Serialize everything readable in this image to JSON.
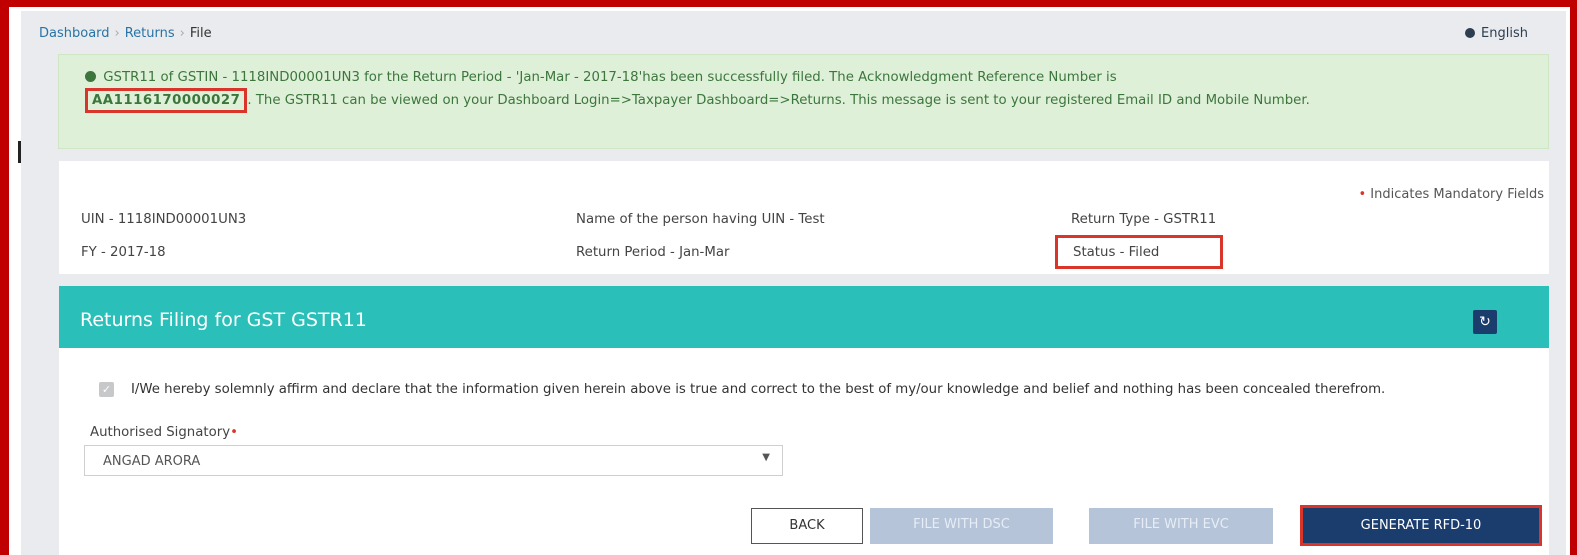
{
  "breadcrumb": {
    "dashboard": "Dashboard",
    "returns": "Returns",
    "current": "File"
  },
  "language": "English",
  "alert": {
    "line1": "GSTR11 of GSTIN - 1118IND00001UN3 for the Return Period - 'Jan-Mar - 2017-18'has been successfully filed. The Acknowledgment Reference Number is",
    "ack_number": "AA1116170000027",
    "line2": ". The GSTR11 can be viewed on your Dashboard Login=>Taxpayer Dashboard=>Returns. This message is sent to your registered Email ID and Mobile Number."
  },
  "info": {
    "mandatory_note": "Indicates Mandatory Fields",
    "uin": "UIN - 1118IND00001UN3",
    "name": "Name of the person having UIN - Test",
    "return_type": "Return Type - GSTR11",
    "fy": "FY - 2017-18",
    "return_period": "Return Period - Jan-Mar",
    "status": "Status - Filed"
  },
  "filing": {
    "title": "Returns Filing for GST GSTR11",
    "refresh_icon": "refresh-icon",
    "declaration": "I/We hereby solemnly affirm and declare that the information given herein above is true and correct to the best of my/our knowledge and belief and nothing has been concealed therefrom.",
    "declaration_checked": true,
    "signatory_label": "Authorised Signatory",
    "signatory_value": "ANGAD ARORA"
  },
  "buttons": {
    "back": "BACK",
    "file_dsc": "FILE WITH DSC",
    "file_evc": "FILE WITH EVC",
    "generate_rfd": "GENERATE RFD-10"
  },
  "colors": {
    "highlight_border": "#d9352a",
    "header_teal": "#2abfb8",
    "primary_navy": "#1b3d6e",
    "success_bg": "#dff0d8"
  }
}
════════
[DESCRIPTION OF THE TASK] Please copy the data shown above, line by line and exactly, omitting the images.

[EXERCISE RESPONSE]
Serialize everything readable in this image to JSON.
{
  "breadcrumb": {
    "dashboard": "Dashboard",
    "returns": "Returns",
    "current": "File"
  },
  "language": "English",
  "alert": {
    "line1": "GSTR11 of GSTIN - 1118IND00001UN3 for the Return Period - 'Jan-Mar - 2017-18'has been successfully filed. The Acknowledgment Reference Number is",
    "ack_number": "AA1116170000027",
    "line2": ". The GSTR11 can be viewed on your Dashboard Login=>Taxpayer Dashboard=>Returns. This message is sent to your registered Email ID and Mobile Number."
  },
  "info": {
    "mandatory_note": "Indicates Mandatory Fields",
    "uin": "UIN - 1118IND00001UN3",
    "name": "Name of the person having UIN - Test",
    "return_type": "Return Type - GSTR11",
    "fy": "FY - 2017-18",
    "return_period": "Return Period - Jan-Mar",
    "status": "Status - Filed"
  },
  "filing": {
    "title": "Returns Filing for GST GSTR11",
    "refresh_icon": "refresh-icon",
    "declaration": "I/We hereby solemnly affirm and declare that the information given herein above is true and correct to the best of my/our knowledge and belief and nothing has been concealed therefrom.",
    "declaration_checked": true,
    "signatory_label": "Authorised Signatory",
    "signatory_value": "ANGAD ARORA"
  },
  "buttons": {
    "back": "BACK",
    "file_dsc": "FILE WITH DSC",
    "file_evc": "FILE WITH EVC",
    "generate_rfd": "GENERATE RFD-10"
  },
  "colors": {
    "highlight_border": "#d9352a",
    "header_teal": "#2abfb8",
    "primary_navy": "#1b3d6e",
    "success_bg": "#dff0d8"
  }
}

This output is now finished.